The “Great Resignation” is real, and it’s affecting every company. As fresh talent joins a company, they bring different experiences, perspectives, and ways of doing things with them, too, creating a mélange of old ways and new ways. Being open-minded to new ideas will help both companies and people to advance. Insisting that “we’ve always done it this way” might block opportunities for new and better ways of doing things. It’s good to shake things up from time to time! In any growth-minded organization, the only thing constant should be changed.
It is best if change feels like an intentional, participatory event rather than something that staff is inevitably forced to accept. One way to make all employees feel like they are included in conversations about change is to include them in decisions that affect them. That seems like a no-brainer, but we all have been on the receiving end of a list of deliverables from a meeting that we didn’t attend. That feels siloed, disconnected and even a bit inconsiderate. Somehow, even in virtual space, we all still have too many meetings, and it’s all the more important for attention still to be paid to who is (and isn’t) around the table. Especially with new staff and new management, the only way we’re all going to get to know each other is by intentional, considered interactions. Now is the time to include, not exclude.
- Foster diversity and inclusion in both old and new ways.
Speaking of inclusion, who’s around your meeting table? Diversity and inclusion aren’t just about gender and race, which remain important, of course. But the diversity of experience, representation across hierarchies, and consideration of cross-departmental impacts all matter, too.
Where culture breaks down is when it isn’t inclusive—and broadly inclusive at that. Having the right mix of experience at the table when tackling a problem enables newer staff to learn and longer-term staff to teach, and vice versa. Count me among those who have learned a great deal from even the greenest new staff. I can do that because we’re at the same table.
There needs to be room for staff to be able to join meetings that they’re curious about, too, ones that touch on their purviews even tangentially. Imagine inviting—not requiring—staff to attend some meetings by sharing that “your voice is welcome at the table.” That’s not just inclusive; it’s flattering. There is a valuable, positive cultural impact to gain from helping all players on the team to see that they are part of shaping the future of the company. After all, it’s their future, too.|

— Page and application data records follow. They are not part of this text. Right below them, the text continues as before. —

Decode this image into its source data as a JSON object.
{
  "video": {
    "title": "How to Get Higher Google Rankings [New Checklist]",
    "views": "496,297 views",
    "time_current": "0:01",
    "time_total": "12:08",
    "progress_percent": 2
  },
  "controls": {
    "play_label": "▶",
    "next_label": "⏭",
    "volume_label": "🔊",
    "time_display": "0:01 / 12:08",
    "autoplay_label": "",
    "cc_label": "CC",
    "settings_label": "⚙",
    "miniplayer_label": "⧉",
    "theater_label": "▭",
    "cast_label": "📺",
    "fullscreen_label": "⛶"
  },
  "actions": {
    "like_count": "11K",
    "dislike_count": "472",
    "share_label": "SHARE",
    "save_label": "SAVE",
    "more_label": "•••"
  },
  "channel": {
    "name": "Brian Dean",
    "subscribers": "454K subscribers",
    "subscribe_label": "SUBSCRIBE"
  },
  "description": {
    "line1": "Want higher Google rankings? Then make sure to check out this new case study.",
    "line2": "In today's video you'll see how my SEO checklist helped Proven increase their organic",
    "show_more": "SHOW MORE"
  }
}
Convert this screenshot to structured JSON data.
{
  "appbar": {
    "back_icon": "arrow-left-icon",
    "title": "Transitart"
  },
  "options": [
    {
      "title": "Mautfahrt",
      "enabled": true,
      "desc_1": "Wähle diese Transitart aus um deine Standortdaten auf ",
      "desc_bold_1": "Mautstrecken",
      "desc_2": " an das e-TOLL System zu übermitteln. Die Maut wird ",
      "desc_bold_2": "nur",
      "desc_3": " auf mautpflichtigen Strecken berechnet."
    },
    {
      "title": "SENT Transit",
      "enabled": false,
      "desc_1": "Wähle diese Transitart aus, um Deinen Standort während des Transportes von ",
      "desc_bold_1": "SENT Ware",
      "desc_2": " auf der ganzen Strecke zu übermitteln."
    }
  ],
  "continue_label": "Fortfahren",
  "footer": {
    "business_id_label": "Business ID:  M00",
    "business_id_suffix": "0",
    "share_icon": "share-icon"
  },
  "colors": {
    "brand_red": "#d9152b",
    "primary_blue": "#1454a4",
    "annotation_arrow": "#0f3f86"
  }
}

- Empower employees to drive the outcomes they want.
With new staff joining frequently, I’m noticing more and more comments from existing staff like, “We tried that before, and it didn’t work.” I push back, asking questions like, “Why do you think it didn’t work?” and “What haven’t you tried?” My favorite is “How do you think we can do things differently so that the desired outcome is attained?”
I don’t want my staff to take no for an answer (well, not necessarily), and I don’t want them simply to seek approval. I want them to pave the way toward their (our) goals. Empowering staff to see things through, to try to figure things out differently, and to engage in innovative thinking encourages ownership and creates new synergies. Their success depends on their ability to make things happen in partnership with others in the company. Instead of an employee carrying out a function, they’re stakeholders carrying out a shared mission. That’s what’s at the heart of any great corporate culture: dedication to a shared purpose.
Even though we’re not often together around a real table anymore, by building a sense of importance, fostering inclusion, and empowering each other—plus by working together as much as possible in new and varied ways—we can become more tight-knit and more supportive of each other in virtual space. Feeling part of a team fosters the highest sense of belonging, purpose, and loyalty. This is the way forward with less attrition and more intention, which makes any company’s culture more vibrant and desirable for those already there and for those who have yet to arrive.